Start of Materials provided
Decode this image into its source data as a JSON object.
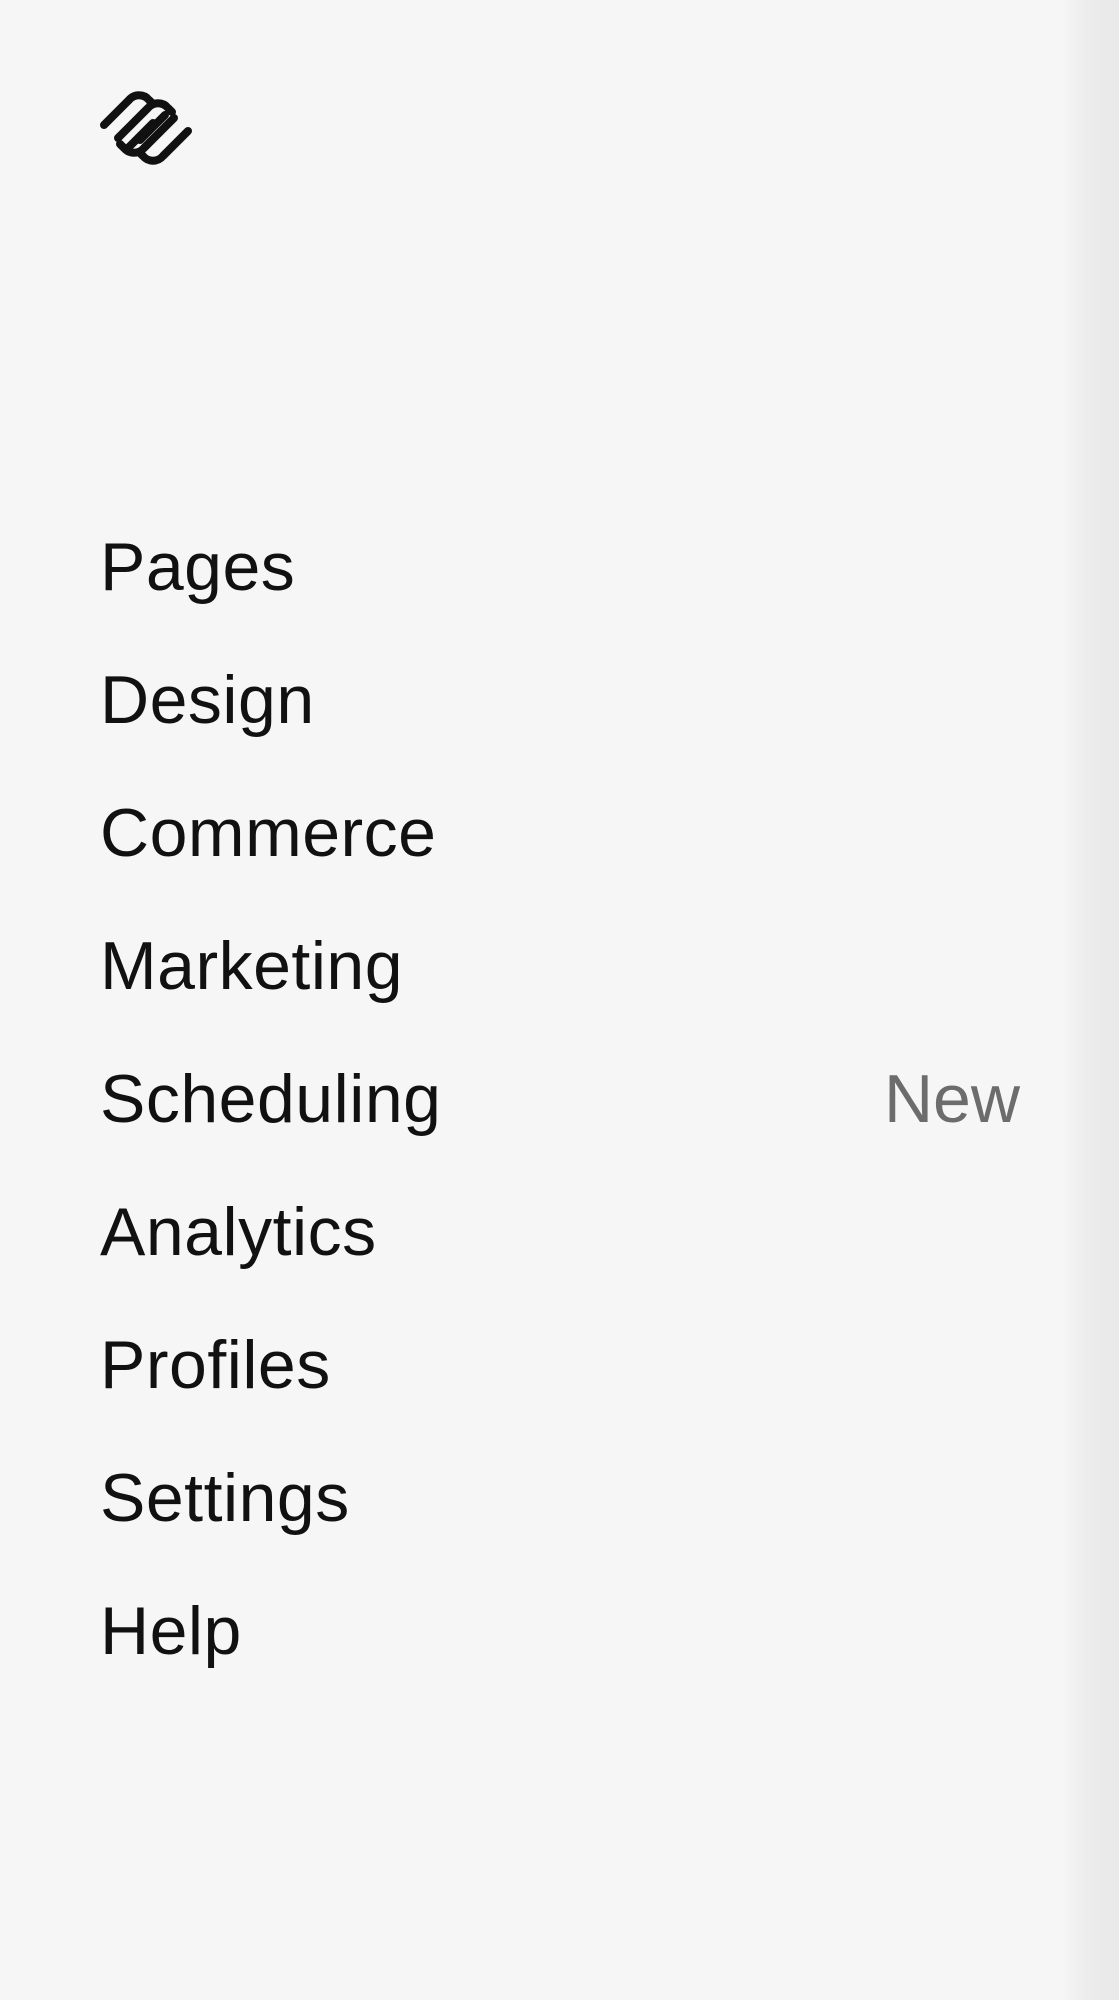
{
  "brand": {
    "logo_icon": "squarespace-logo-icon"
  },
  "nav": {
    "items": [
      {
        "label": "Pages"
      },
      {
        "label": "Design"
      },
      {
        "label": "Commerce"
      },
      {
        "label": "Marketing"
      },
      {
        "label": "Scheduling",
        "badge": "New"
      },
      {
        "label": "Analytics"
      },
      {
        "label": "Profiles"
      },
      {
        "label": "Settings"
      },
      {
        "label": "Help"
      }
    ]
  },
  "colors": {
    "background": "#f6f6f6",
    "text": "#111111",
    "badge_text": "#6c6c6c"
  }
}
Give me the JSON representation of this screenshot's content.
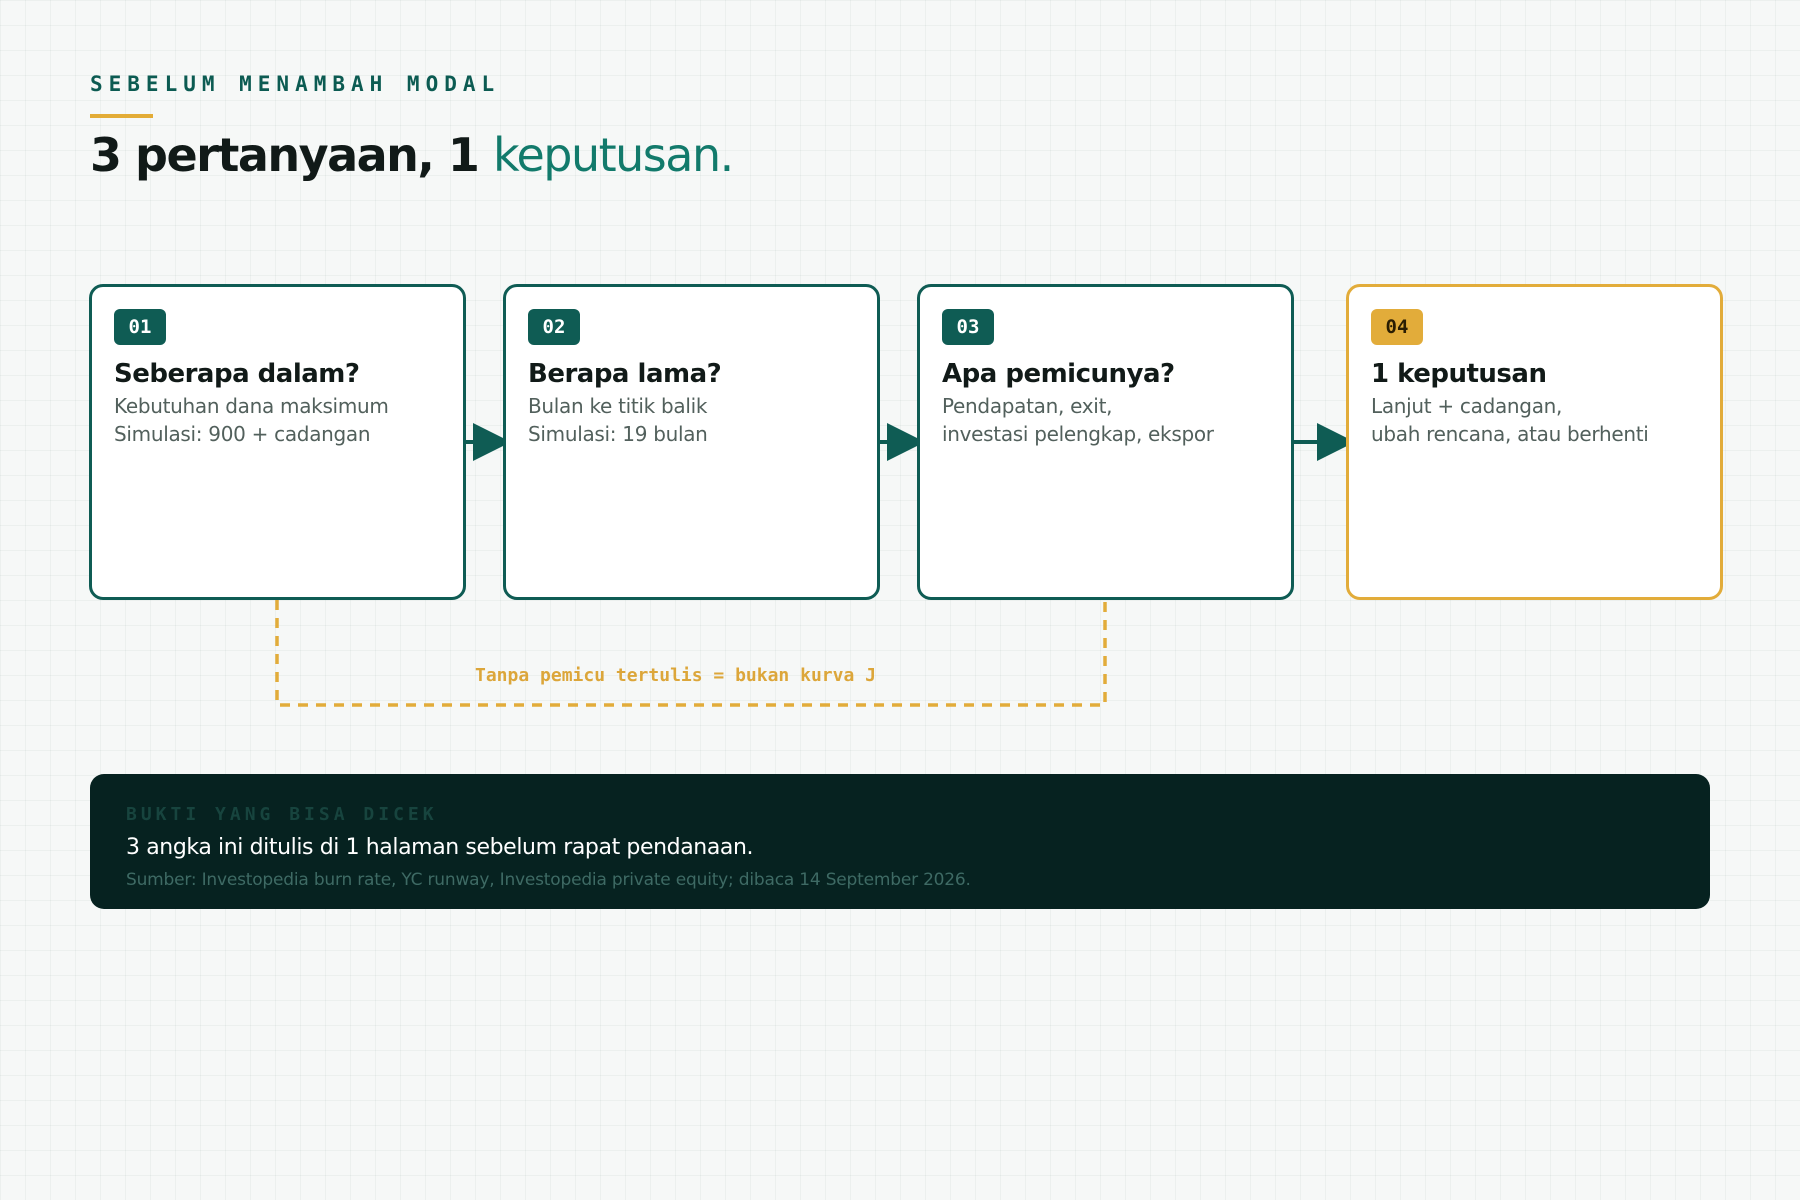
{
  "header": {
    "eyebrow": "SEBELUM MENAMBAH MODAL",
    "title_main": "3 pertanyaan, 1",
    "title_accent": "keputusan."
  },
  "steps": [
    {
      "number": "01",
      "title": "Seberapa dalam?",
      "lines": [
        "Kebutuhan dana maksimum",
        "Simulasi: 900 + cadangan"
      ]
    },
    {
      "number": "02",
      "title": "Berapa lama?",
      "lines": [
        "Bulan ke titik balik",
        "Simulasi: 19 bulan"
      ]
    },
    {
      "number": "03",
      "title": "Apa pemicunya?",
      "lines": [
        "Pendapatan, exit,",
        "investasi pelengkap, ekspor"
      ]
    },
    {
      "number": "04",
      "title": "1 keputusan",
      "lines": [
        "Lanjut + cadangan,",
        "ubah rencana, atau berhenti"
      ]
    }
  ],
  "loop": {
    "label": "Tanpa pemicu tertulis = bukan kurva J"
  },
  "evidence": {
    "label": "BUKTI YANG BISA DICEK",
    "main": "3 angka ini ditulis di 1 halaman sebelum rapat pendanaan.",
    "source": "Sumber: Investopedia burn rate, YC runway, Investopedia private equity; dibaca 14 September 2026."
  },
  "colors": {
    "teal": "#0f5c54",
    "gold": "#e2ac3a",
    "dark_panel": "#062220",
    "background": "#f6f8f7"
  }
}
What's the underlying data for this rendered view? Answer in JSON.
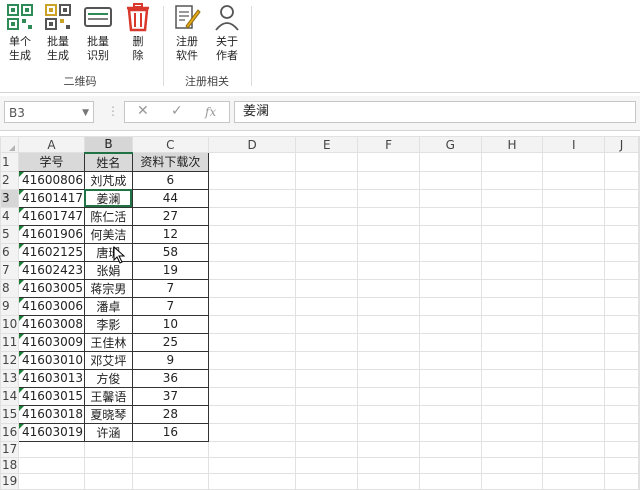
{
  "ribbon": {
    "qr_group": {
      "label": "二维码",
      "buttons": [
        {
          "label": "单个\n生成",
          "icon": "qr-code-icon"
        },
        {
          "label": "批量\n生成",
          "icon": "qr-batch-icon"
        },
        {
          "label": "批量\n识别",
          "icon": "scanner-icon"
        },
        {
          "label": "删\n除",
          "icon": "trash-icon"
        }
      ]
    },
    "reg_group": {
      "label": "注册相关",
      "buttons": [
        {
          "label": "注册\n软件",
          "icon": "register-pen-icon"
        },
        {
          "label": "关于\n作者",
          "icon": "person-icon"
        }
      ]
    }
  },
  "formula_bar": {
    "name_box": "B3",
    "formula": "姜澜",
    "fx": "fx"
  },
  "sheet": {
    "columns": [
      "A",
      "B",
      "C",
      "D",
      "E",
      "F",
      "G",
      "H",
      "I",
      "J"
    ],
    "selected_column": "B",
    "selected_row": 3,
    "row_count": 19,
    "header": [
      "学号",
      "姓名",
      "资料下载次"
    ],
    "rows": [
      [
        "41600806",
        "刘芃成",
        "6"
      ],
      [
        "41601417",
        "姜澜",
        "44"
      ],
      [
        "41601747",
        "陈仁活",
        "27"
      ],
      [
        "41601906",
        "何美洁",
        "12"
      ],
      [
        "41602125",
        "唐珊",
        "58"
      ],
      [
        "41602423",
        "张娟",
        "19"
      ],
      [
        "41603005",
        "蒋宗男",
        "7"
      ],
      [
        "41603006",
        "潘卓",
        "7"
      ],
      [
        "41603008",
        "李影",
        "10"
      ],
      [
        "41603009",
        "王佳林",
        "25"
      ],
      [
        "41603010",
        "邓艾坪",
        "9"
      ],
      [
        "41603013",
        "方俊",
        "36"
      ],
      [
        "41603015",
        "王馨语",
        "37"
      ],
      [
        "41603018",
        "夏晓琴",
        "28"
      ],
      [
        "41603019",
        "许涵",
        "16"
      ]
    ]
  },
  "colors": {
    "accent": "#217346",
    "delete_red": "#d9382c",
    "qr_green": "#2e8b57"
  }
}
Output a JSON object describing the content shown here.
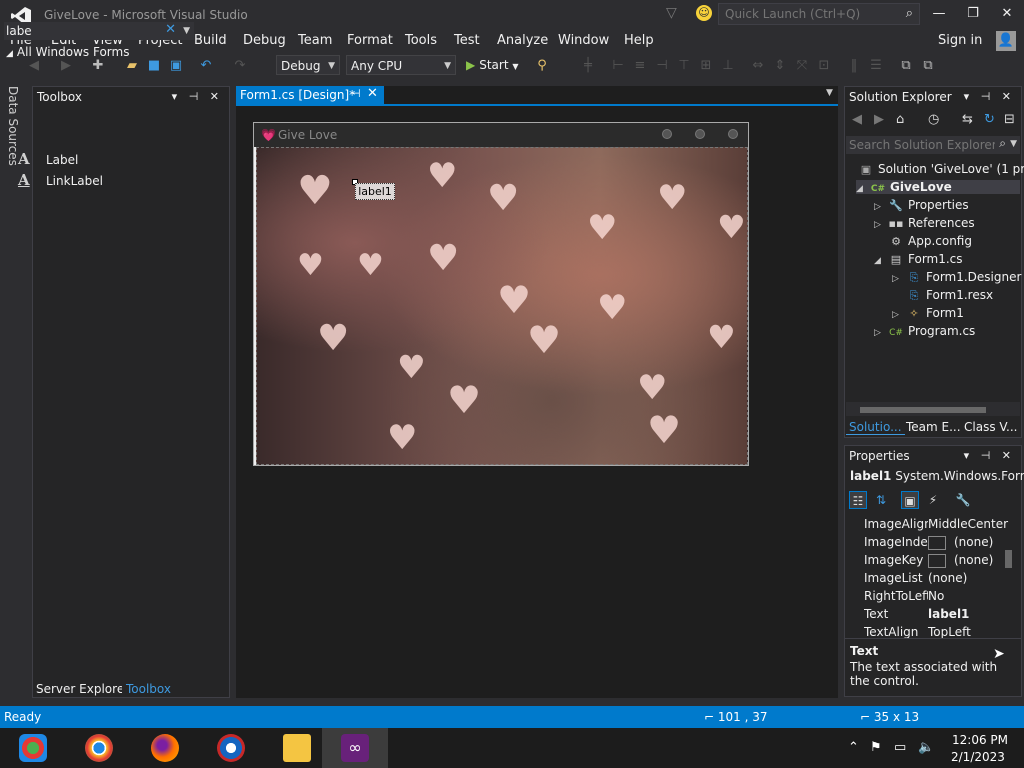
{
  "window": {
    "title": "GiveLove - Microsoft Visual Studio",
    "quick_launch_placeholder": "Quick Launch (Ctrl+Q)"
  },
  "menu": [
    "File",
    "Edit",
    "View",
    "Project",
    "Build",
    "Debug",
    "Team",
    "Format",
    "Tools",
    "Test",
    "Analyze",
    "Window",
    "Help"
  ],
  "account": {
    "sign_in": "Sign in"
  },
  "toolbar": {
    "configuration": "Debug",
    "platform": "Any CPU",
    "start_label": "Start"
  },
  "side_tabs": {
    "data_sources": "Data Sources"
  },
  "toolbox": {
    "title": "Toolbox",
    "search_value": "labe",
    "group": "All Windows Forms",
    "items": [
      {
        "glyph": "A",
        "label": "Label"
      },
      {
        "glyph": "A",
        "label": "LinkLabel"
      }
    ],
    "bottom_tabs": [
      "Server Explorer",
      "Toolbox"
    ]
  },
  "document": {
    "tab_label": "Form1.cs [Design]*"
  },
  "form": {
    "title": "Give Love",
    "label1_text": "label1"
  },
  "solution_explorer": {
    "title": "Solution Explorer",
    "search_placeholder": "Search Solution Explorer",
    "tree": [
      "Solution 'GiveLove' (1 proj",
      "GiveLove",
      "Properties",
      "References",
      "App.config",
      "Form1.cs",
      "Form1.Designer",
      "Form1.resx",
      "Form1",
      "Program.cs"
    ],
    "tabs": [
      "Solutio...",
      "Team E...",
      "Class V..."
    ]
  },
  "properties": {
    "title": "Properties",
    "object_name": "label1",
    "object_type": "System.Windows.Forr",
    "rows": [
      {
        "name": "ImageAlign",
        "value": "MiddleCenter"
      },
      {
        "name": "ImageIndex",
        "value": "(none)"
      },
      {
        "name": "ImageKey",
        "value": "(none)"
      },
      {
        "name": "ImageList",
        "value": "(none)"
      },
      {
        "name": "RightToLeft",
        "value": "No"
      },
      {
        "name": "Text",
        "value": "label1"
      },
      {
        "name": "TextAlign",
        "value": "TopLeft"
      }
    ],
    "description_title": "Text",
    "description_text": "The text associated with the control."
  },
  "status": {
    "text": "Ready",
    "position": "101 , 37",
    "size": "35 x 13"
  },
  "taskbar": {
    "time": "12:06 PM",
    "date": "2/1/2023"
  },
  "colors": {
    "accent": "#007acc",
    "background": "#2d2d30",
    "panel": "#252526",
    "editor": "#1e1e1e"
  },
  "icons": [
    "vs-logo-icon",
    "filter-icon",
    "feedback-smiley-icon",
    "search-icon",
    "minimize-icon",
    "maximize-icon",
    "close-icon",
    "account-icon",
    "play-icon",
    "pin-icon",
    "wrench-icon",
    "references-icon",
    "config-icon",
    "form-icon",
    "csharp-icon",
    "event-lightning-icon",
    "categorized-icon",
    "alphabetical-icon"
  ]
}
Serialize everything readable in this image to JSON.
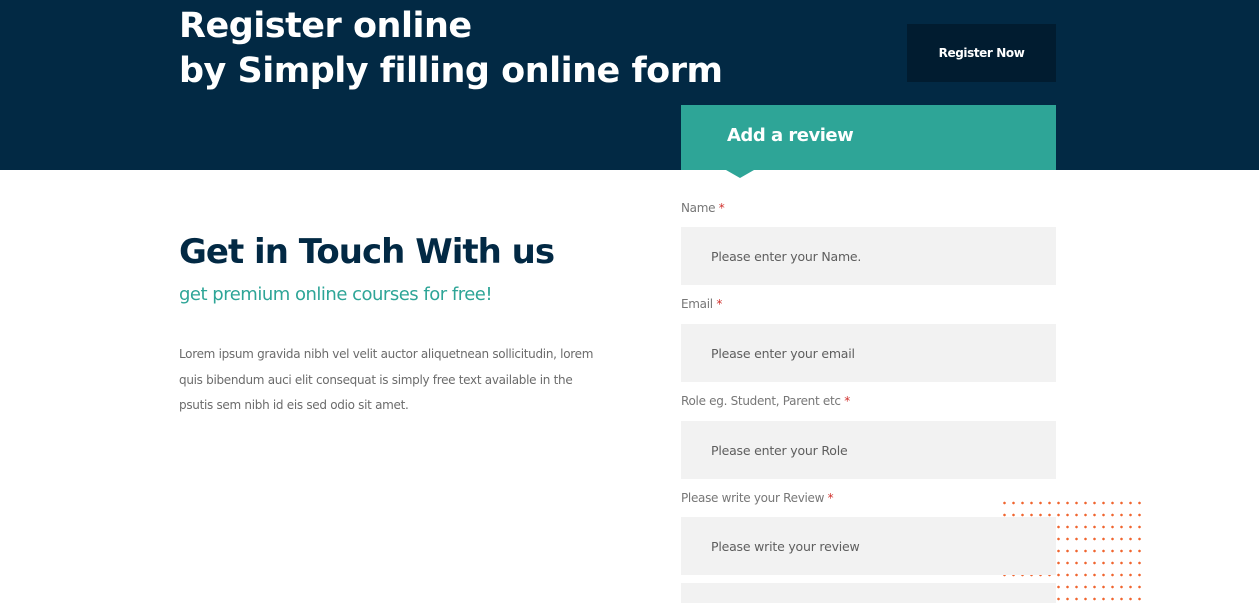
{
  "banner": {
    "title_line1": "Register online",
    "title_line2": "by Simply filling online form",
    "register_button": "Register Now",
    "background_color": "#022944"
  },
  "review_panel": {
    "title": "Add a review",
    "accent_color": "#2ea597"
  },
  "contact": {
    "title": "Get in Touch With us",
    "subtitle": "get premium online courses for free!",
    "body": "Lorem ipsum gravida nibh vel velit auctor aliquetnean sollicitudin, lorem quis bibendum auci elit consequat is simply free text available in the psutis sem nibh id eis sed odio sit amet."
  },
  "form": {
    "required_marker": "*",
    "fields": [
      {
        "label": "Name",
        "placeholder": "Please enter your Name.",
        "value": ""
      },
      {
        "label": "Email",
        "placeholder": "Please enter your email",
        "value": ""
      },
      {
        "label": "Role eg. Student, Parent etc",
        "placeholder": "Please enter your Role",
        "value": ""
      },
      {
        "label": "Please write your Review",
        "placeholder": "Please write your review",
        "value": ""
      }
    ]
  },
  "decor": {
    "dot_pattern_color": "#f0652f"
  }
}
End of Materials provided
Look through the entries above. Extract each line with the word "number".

#### Solution for this exercise:
      "number": "01",
      "number": "02",
      "number": "03",
      "number": "04",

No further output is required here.